1975 Album Gets 2015 Re-Release


Na Mele A Ka Haku sits in a very strange place in the realm of Hawaiian music. It’s an absurdly obscure release from 1975. One listen through and you’ll be left wondering what just happened. I’m not kidding. Its magnificently weird blend of multicultural ideas manifested through storytelling, melody and synthesizers creates something like nothing else Hawaii has ever produced.

Na Mele A Ka Haku is the work of Frank Tavares, aka Haku, a musician, poet and former chairman of the Maui Community College Music and Drama Department. He recorded Haku on Maui with the help of Wayne Carvalho of Honolulu-based Sinergia Recording Studio. It recently got re-issued on CD and LP by Osaka’s EM Records. (Thanks to Brendan at Maui’s Request Music for the tip!)

The most amazing thing about this album is its Hawaiian-ness — and yet it could be argued that the spoken word psychedelics and eerie synthesizers are far from anything we’ve ever considered to be Hawaiian.

The album made its first online appearance in 2009, when Waxidermy.com’s Jeff Hassett uploaded some sound clips accompanied by his review of this oddity: “Haku just keeps coming with one uniquely disorienting idea after another … New Age synth washes with nonsensical fairy tales? Check. Kraftwerk-esque Hawaiian electronica? Yup. Excursions into deep space with ethereal female vocals?
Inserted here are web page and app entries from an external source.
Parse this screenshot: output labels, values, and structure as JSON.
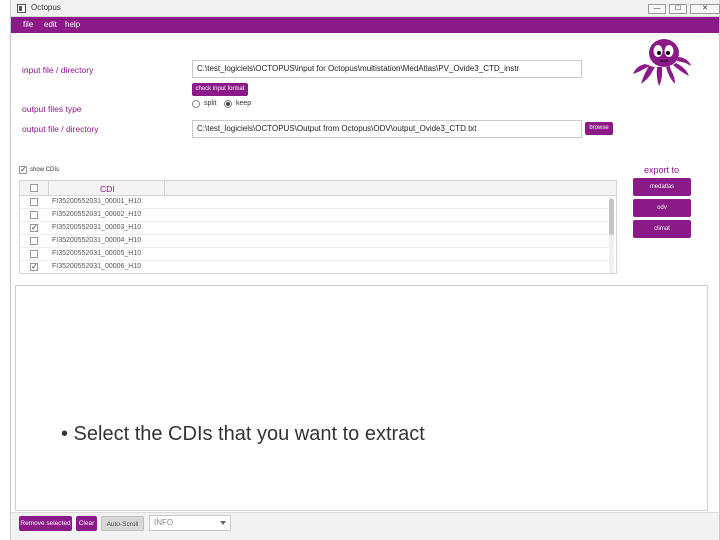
{
  "window": {
    "title": "Octopus",
    "controls": {
      "minimize": "—",
      "maximize": "☐",
      "close": "✕"
    }
  },
  "menubar": {
    "items": [
      "file",
      "edit",
      "help"
    ]
  },
  "input": {
    "label": "input file / directory",
    "value": "C:\\test_logiciels\\OCTOPUS\\input for Octopus\\multistation\\MedAtlas\\PV_Ovide3_CTD_instr",
    "check_button": "check input format"
  },
  "output_type": {
    "label": "output files type",
    "options": [
      {
        "label": "split",
        "selected": false
      },
      {
        "label": "keep",
        "selected": true
      }
    ]
  },
  "output": {
    "label": "output file / directory",
    "value": "C:\\test_logiciels\\OCTOPUS\\Output from Octopus\\ODV\\output_Ovide3_CTD.txt",
    "browse_button": "browse"
  },
  "show_cdis": {
    "label": "show CDIs",
    "checked": true
  },
  "table": {
    "column_header": "CDI",
    "rows": [
      {
        "value": "FI35200552031_00001_H10",
        "checked": false
      },
      {
        "value": "FI35200552031_00002_H10",
        "checked": false
      },
      {
        "value": "FI35200552031_00003_H10",
        "checked": true
      },
      {
        "value": "FI35200552031_00004_H10",
        "checked": false
      },
      {
        "value": "FI35200552031_00005_H10",
        "checked": false
      },
      {
        "value": "FI35200552031_00006_H10",
        "checked": true
      }
    ]
  },
  "export": {
    "title": "export to",
    "buttons": [
      "medatlas",
      "odv",
      "climat"
    ]
  },
  "caption": "• Select the CDIs that you want to extract",
  "bottom": {
    "remove_selected": "Remove selected",
    "clear": "Clear",
    "auto_scroll": "Auto-Scroll",
    "level": "INFO"
  },
  "colors": {
    "accent": "#8b1a88",
    "mascot": "#8b1a88"
  },
  "icons": {
    "mascot": "octopus-logo"
  }
}
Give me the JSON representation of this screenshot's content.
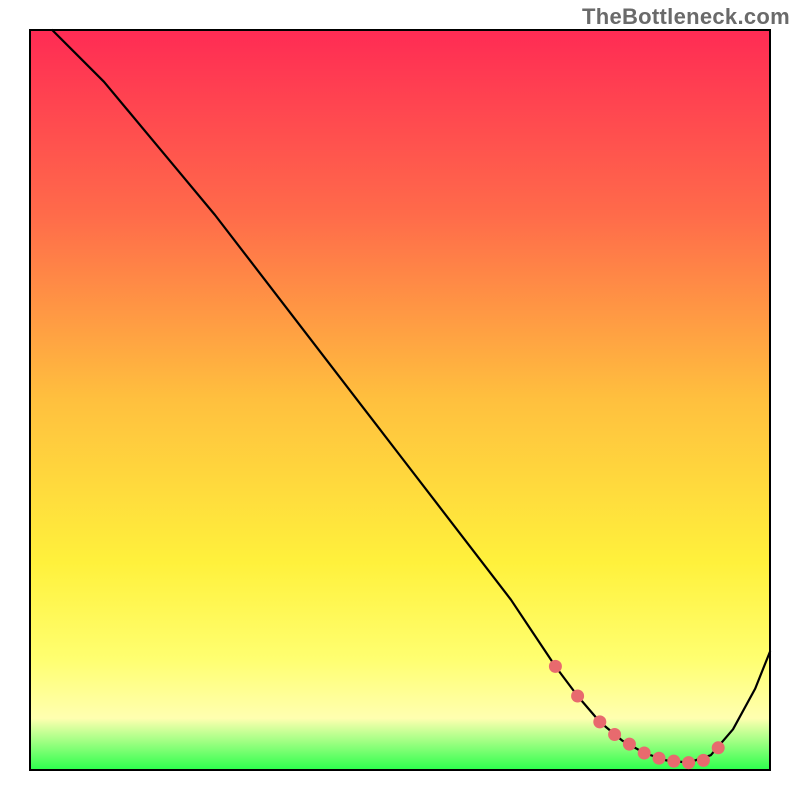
{
  "watermark": "TheBottleneck.com",
  "chart_data": {
    "type": "line",
    "title": "",
    "xlabel": "",
    "ylabel": "",
    "xlim": [
      0,
      100
    ],
    "ylim": [
      0,
      100
    ],
    "grid": false,
    "legend": false,
    "background_gradient": {
      "stops": [
        {
          "offset": 0.0,
          "color": "#ff2b54"
        },
        {
          "offset": 0.25,
          "color": "#ff6b4a"
        },
        {
          "offset": 0.5,
          "color": "#ffc03e"
        },
        {
          "offset": 0.72,
          "color": "#fff13c"
        },
        {
          "offset": 0.85,
          "color": "#ffff70"
        },
        {
          "offset": 0.93,
          "color": "#ffffb0"
        },
        {
          "offset": 1.0,
          "color": "#2bff4c"
        }
      ]
    },
    "series": [
      {
        "name": "bottleneck-curve",
        "color": "#000000",
        "x": [
          3,
          6,
          10,
          15,
          20,
          25,
          30,
          35,
          40,
          45,
          50,
          55,
          60,
          65,
          68,
          71,
          74,
          77,
          80,
          83,
          86,
          89,
          92,
          95,
          98,
          100
        ],
        "y": [
          100,
          97,
          93,
          87,
          81,
          75,
          68.5,
          62,
          55.5,
          49,
          42.5,
          36,
          29.5,
          23,
          18.5,
          14,
          10,
          6.5,
          4,
          2.3,
          1.3,
          1,
          2,
          5.5,
          11,
          16
        ]
      },
      {
        "name": "sweet-spot-markers",
        "color": "#e86a6e",
        "type": "scatter",
        "x": [
          71,
          74,
          77,
          79,
          81,
          83,
          85,
          87,
          89,
          91,
          93
        ],
        "y": [
          14,
          10,
          6.5,
          4.8,
          3.5,
          2.3,
          1.6,
          1.2,
          1.0,
          1.3,
          3.0
        ]
      }
    ]
  }
}
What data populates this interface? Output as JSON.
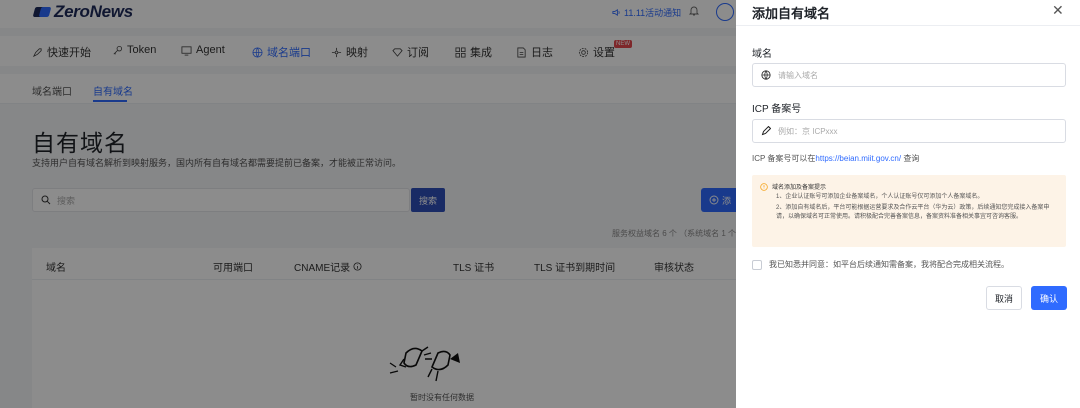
{
  "brand": {
    "name": "ZeroNews"
  },
  "topbar": {
    "notice": "11.11活动通知"
  },
  "nav": {
    "items": [
      {
        "label": "快速开始",
        "icon": "rocket-icon"
      },
      {
        "label": "Token",
        "icon": "key-icon"
      },
      {
        "label": "Agent",
        "icon": "monitor-icon"
      },
      {
        "label": "域名端口",
        "icon": "globe-icon"
      },
      {
        "label": "映射",
        "icon": "network-icon"
      },
      {
        "label": "订阅",
        "icon": "diamond-icon"
      },
      {
        "label": "集成",
        "icon": "grid-icon"
      },
      {
        "label": "日志",
        "icon": "document-icon"
      },
      {
        "label": "设置",
        "icon": "gear-icon"
      }
    ],
    "active_index": 3,
    "new_badge": "NEW"
  },
  "subtabs": {
    "items": [
      "域名端口",
      "自有域名"
    ],
    "active_index": 1
  },
  "page": {
    "title": "自有域名",
    "description": "支持用户自有域名解析到映射服务，国内所有自有域名都需要提前已备案，才能被正常访问。",
    "search_placeholder": "搜索",
    "search_button": "搜索",
    "add_button": "添",
    "quota_text": "服务权益域名 6 个 （系统域名 1 个"
  },
  "table": {
    "headers": [
      "域名",
      "可用端口",
      "CNAME记录",
      "TLS 证书",
      "TLS 证书到期时间",
      "审核状态"
    ],
    "empty_text": "暂时没有任何数据"
  },
  "drawer": {
    "title": "添加自有域名",
    "domain_label": "域名",
    "domain_placeholder": "请输入域名",
    "icp_label": "ICP 备案号",
    "icp_placeholder": "例如：京 ICPxxx",
    "icp_hint_prefix": "ICP 备案号可以在",
    "icp_hint_link": "https://beian.miit.gov.cn/",
    "icp_hint_suffix": " 查询",
    "tip_title": "域名添加及备案提示",
    "tip_line1": "1、企业认证账号可添加企业备案域名，个人认证账号仅可添加个人备案域名。",
    "tip_line2": "2、添加自有域名后，平台可能根据运营要求及合作云平台（华为云）政策，后续通知您完成接入备案申请，以确保域名可正常使用。请积极配合完善备案信息，备案资料准备相关事宜可咨询客服。",
    "agree_text": "我已知悉并同意：如平台后续通知需备案，我将配合完成相关流程。",
    "cancel_button": "取消",
    "confirm_button": "确认"
  },
  "colors": {
    "accent": "#2f6bff",
    "warning_bg": "#fdf3e7",
    "warning_icon": "#f5a623"
  }
}
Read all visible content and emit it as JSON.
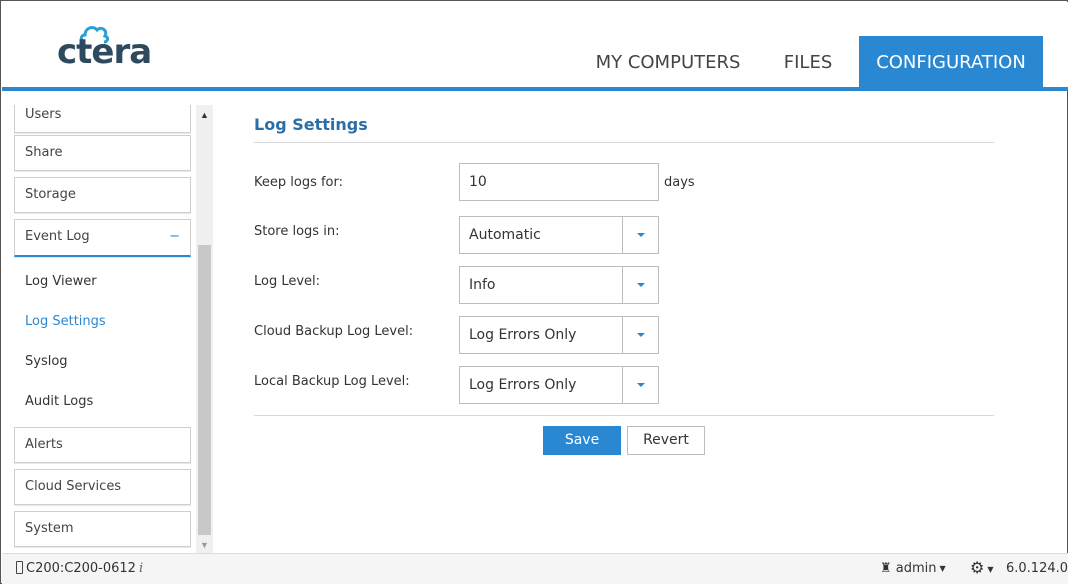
{
  "brand": {
    "logo_text": "ctera"
  },
  "nav": {
    "tabs": [
      {
        "label": "MY COMPUTERS"
      },
      {
        "label": "FILES"
      },
      {
        "label": "CONFIGURATION"
      }
    ]
  },
  "sidebar": {
    "items": [
      {
        "label": "Users"
      },
      {
        "label": "Share"
      },
      {
        "label": "Storage"
      },
      {
        "label": "Event Log",
        "toggle": "−"
      },
      {
        "label": "Alerts"
      },
      {
        "label": "Cloud Services"
      },
      {
        "label": "System"
      }
    ],
    "subitems": [
      {
        "label": "Log Viewer"
      },
      {
        "label": "Log Settings"
      },
      {
        "label": "Syslog"
      },
      {
        "label": "Audit Logs"
      }
    ]
  },
  "main": {
    "title": "Log Settings",
    "keep_logs": {
      "label": "Keep logs for:",
      "value": "10",
      "unit": "days"
    },
    "store_logs": {
      "label": "Store logs in:",
      "value": "Automatic"
    },
    "log_level": {
      "label": "Log Level:",
      "value": "Info"
    },
    "cloud_backup": {
      "label": "Cloud Backup Log Level:",
      "value": "Log Errors Only"
    },
    "local_backup": {
      "label": "Local Backup Log Level:",
      "value": "Log Errors Only"
    },
    "save_label": "Save",
    "revert_label": "Revert"
  },
  "footer": {
    "device": "C200:C200-0612",
    "info_icon": "i",
    "user": "admin",
    "version": "6.0.124.0"
  },
  "colors": {
    "accent": "#2a88d2",
    "title": "#2a6fa8",
    "logo": "#2e4a5f"
  }
}
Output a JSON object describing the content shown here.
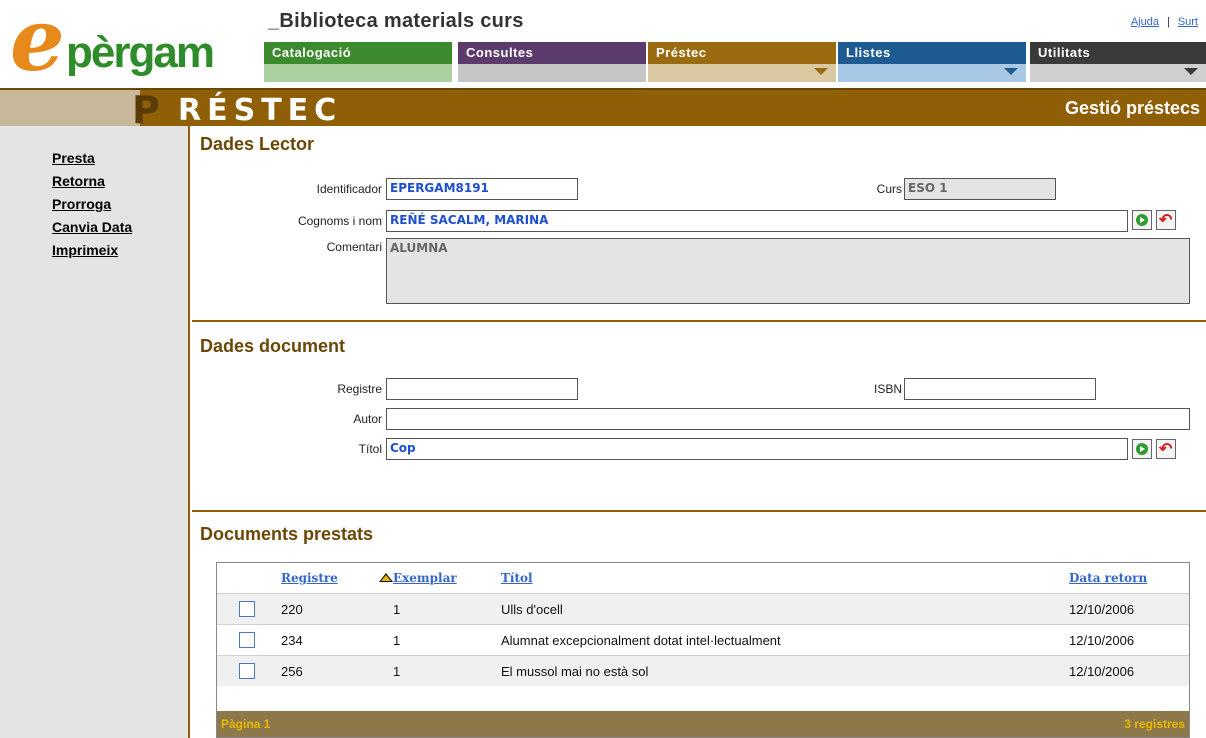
{
  "header": {
    "logo_first": "e",
    "logo_rest": "pèrgam",
    "app_title": "_Biblioteca materials curs",
    "links": {
      "help": "Ajuda",
      "separator": "|",
      "exit": "Surt"
    }
  },
  "menu": {
    "items": [
      {
        "label": "Catalogació"
      },
      {
        "label": "Consultes"
      },
      {
        "label": "Préstec"
      },
      {
        "label": "Llistes"
      },
      {
        "label": "Utilitats"
      }
    ]
  },
  "section": {
    "letter": "P",
    "title": "RÉSTEC",
    "subtitle": "Gestió préstecs"
  },
  "sidebar": {
    "items": [
      {
        "label": "Presta"
      },
      {
        "label": "Retorna"
      },
      {
        "label": "Prorroga"
      },
      {
        "label": "Canvia Data"
      },
      {
        "label": "Imprimeix"
      }
    ]
  },
  "reader": {
    "title": "Dades Lector",
    "id_label": "Identificador",
    "id_value": "EPERGAM8191",
    "course_label": "Curs",
    "course_value": "ESO 1",
    "name_label": "Cognoms i nom",
    "name_value": "REÑÉ SACALM, MARINA",
    "comment_label": "Comentari",
    "comment_value": "ALUMNA"
  },
  "document": {
    "title": "Dades document",
    "registre_label": "Registre",
    "registre_value": "",
    "isbn_label": "ISBN",
    "isbn_value": "",
    "author_label": "Autor",
    "author_value": "",
    "title_label": "Títol",
    "title_value": "Cop"
  },
  "loans": {
    "title": "Documents prestats",
    "columns": [
      "Registre",
      "Exemplar",
      "Títol",
      "Data retorn"
    ],
    "rows": [
      {
        "registre": "220",
        "exemplar": "1",
        "titol": "Ulls d'ocell",
        "data": "12/10/2006"
      },
      {
        "registre": "234",
        "exemplar": "1",
        "titol": "Alumnat excepcionalment dotat intel·lectualment",
        "data": "12/10/2006"
      },
      {
        "registre": "256",
        "exemplar": "1",
        "titol": "El mussol mai no està sol",
        "data": "12/10/2006"
      }
    ],
    "footer_left": "Pàgina 1",
    "footer_right": "3 registres"
  }
}
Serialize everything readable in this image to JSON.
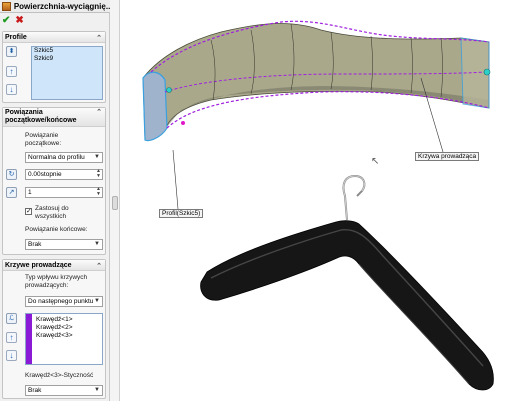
{
  "window": {
    "title": "Powierzchnia-wyciągnię..."
  },
  "actions": {
    "ok": "✔",
    "cancel": "✖"
  },
  "profile": {
    "header": "Profile",
    "items": [
      "Szkic5",
      "Szkic9"
    ]
  },
  "relations": {
    "header": "Powiązania początkowe/końcowe",
    "start_label": "Powiązanie początkowe:",
    "start_value": "Normalna do profilu",
    "angle_value": "0.00stopnie",
    "length_value": "1",
    "apply_all_label": "Zastosuj do wszystkich",
    "end_label": "Powiązanie końcowe:",
    "end_value": "Brak"
  },
  "guides": {
    "header": "Krzywe prowadzące",
    "influence_label": "Typ wpływu krzywych prowadzących:",
    "influence_value": "Do następnego punktu",
    "items": [
      "Krawędź<1>",
      "Krawędź<2>",
      "Krawędź<3>"
    ],
    "tangency_label": "Krawędź<3>-Styczność",
    "tangency_value": "Brak"
  },
  "viewport": {
    "guide_callout": "Krzywa prowadząca",
    "profile_callout": "Profil(Szkic5)"
  },
  "colors": {
    "surface": "#a6a58a",
    "guide_curve": "#a020e0",
    "profile_edge": "#3aa0e0",
    "hanger": "#141414"
  }
}
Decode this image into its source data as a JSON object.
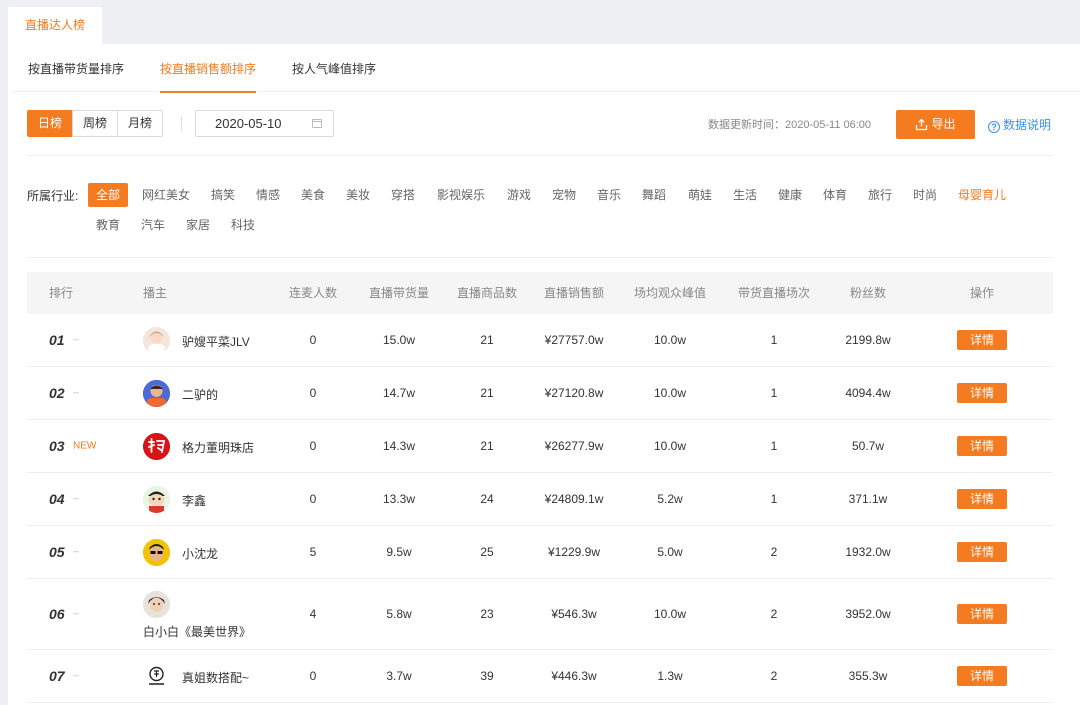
{
  "top_tab": "直播达人榜",
  "sort_tabs": [
    "按直播带货量排序",
    "按直播销售额排序",
    "按人气峰值排序"
  ],
  "periods": [
    "日榜",
    "周榜",
    "月榜"
  ],
  "date": "2020-05-10",
  "update_time": "数据更新时间：2020-05-11 06:00",
  "export_label": "导出",
  "help_label": "数据说明",
  "industry_label": "所属行业:",
  "industries": [
    "全部",
    "网红美女",
    "搞笑",
    "情感",
    "美食",
    "美妆",
    "穿搭",
    "影视娱乐",
    "游戏",
    "宠物",
    "音乐",
    "舞蹈",
    "萌娃",
    "生活",
    "健康",
    "体育",
    "旅行",
    "时尚",
    "母婴育儿",
    "教育",
    "汽车",
    "家居",
    "科技"
  ],
  "columns": [
    "排行",
    "播主",
    "连麦人数",
    "直播带货量",
    "直播商品数",
    "直播销售额",
    "场均观众峰值",
    "带货直播场次",
    "粉丝数",
    "操作"
  ],
  "detail_label": "详情",
  "rows": [
    {
      "rank": "01",
      "trend": "–",
      "name": "驴嫂平菜JLV",
      "mic": "0",
      "goods": "15.0w",
      "items": "21",
      "sales": "¥27757.0w",
      "peak": "10.0w",
      "sessions": "1",
      "fans": "2199.8w"
    },
    {
      "rank": "02",
      "trend": "–",
      "name": "二驴的",
      "mic": "0",
      "goods": "14.7w",
      "items": "21",
      "sales": "¥27120.8w",
      "peak": "10.0w",
      "sessions": "1",
      "fans": "4094.4w"
    },
    {
      "rank": "03",
      "trend": "NEW",
      "name": "格力董明珠店",
      "mic": "0",
      "goods": "14.3w",
      "items": "21",
      "sales": "¥26277.9w",
      "peak": "10.0w",
      "sessions": "1",
      "fans": "50.7w"
    },
    {
      "rank": "04",
      "trend": "–",
      "name": "李鑫",
      "mic": "0",
      "goods": "13.3w",
      "items": "24",
      "sales": "¥24809.1w",
      "peak": "5.2w",
      "sessions": "1",
      "fans": "371.1w"
    },
    {
      "rank": "05",
      "trend": "–",
      "name": "小沈龙",
      "mic": "5",
      "goods": "9.5w",
      "items": "25",
      "sales": "¥1229.9w",
      "peak": "5.0w",
      "sessions": "2",
      "fans": "1932.0w"
    },
    {
      "rank": "06",
      "trend": "–",
      "name": "白小白《最美世界》",
      "mic": "4",
      "goods": "5.8w",
      "items": "23",
      "sales": "¥546.3w",
      "peak": "10.0w",
      "sessions": "2",
      "fans": "3952.0w"
    },
    {
      "rank": "07",
      "trend": "–",
      "name": "真姐数搭配~",
      "mic": "0",
      "goods": "3.7w",
      "items": "39",
      "sales": "¥446.3w",
      "peak": "1.3w",
      "sessions": "2",
      "fans": "355.3w"
    }
  ],
  "colors": {
    "accent": "#f47b20",
    "link": "#3d8ff2"
  }
}
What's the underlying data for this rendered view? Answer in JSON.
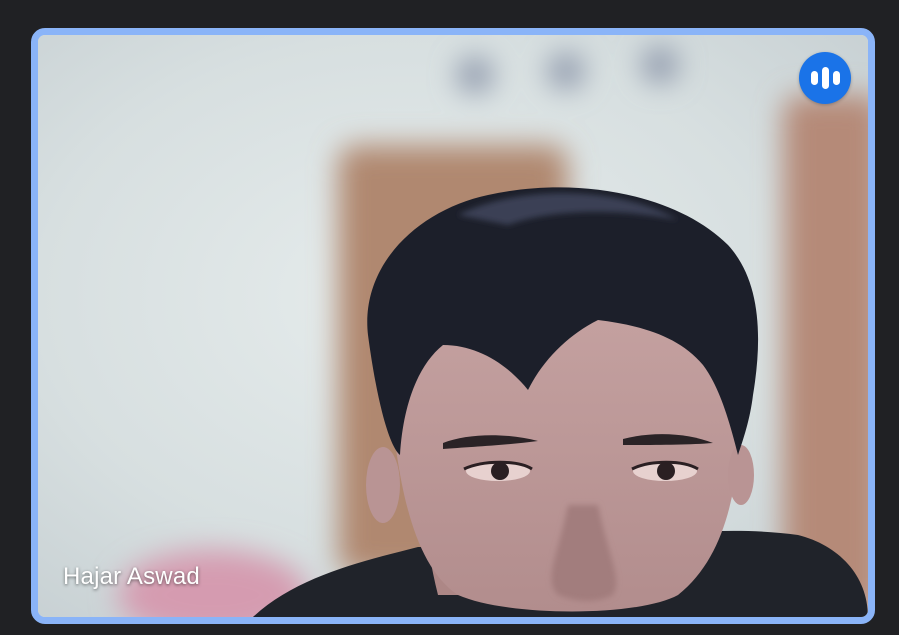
{
  "participant": {
    "name": "Hajar Aswad",
    "is_speaking": true,
    "speaking_icon": "audio-level-bars-icon"
  },
  "colors": {
    "page_background": "#202124",
    "active_speaker_border": "#8ab4f8",
    "speaking_badge": "#1a73e8",
    "name_text": "#ffffff"
  }
}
It’s here …”

In Frank Tavares’ original 1975 liner notes, also found on the 2015 repress, the artist reflects on the music he created. “Side 1 suggests rural or outer island Hawaii to me,” Tavares muses, “a peep into the down-home, at-home, by-the-family style entertainment provided in the homes of various ethnic groups.” These are the “nonsensical” fairy tales Hassett mentions in his review — stories that in fact merge Filipino, Hawaiian and Japanese folklore to become something of an opus that reflects who we are and what Hawaii is today — well, at least what it was in the mid-1970s.

“Side 2,” Tavares continues, “in contrast represents a studied aspect of our lives in Hawaii. It is more of the city …” The city — much more relatable for us Honoluluans than the rural landscape Haku harkens on the first side, and yet Honolulu’s seen so many (often controversial) changes lately that it may be hard to agree with Tavares’ next line: “It does however radiate a Hawaii today stronger than ever before.”

Sitting here today, listening intently to Haku in its entirety (which really has weirded me out after the third uninterrupted spin), I wonder what a man like Frank Tavares would feel like living in Honolulu today. What kind of music the countless skyward-crawling condos would conjure in his soul? What kinds of instruments and samplers would he experiment with to express his feelings toward the city’s changing landscape?

Tavares admits that the album’s final song, Mamina (Regretful), is his most personal. “I’ve included it here because it is an important song,” he writes. Drawing from Hawaiian chant and melody as well as Japanese and paniolo-style musical influences, Mamina makes its strongest statement with its lyrics (sung in Hawaiian and translated by Tavares to English): “Where once sun-filled streams glistened in her eyes and flowers breathed like wind songs in her hair, now stands pillars of concrete … Most beautiful of all, Hawaii, you are dying. Tomorrow, your children will be forgotten.”

Solemn, poetic, impactful. In the words of Tavares, the album’s final moments are “a powerful judgement, which helps remind us that the ultimate destiny and purpose of Hawaii rests in our hands.”

You can find more about Na Mele A Ka Haku at emrecords.net.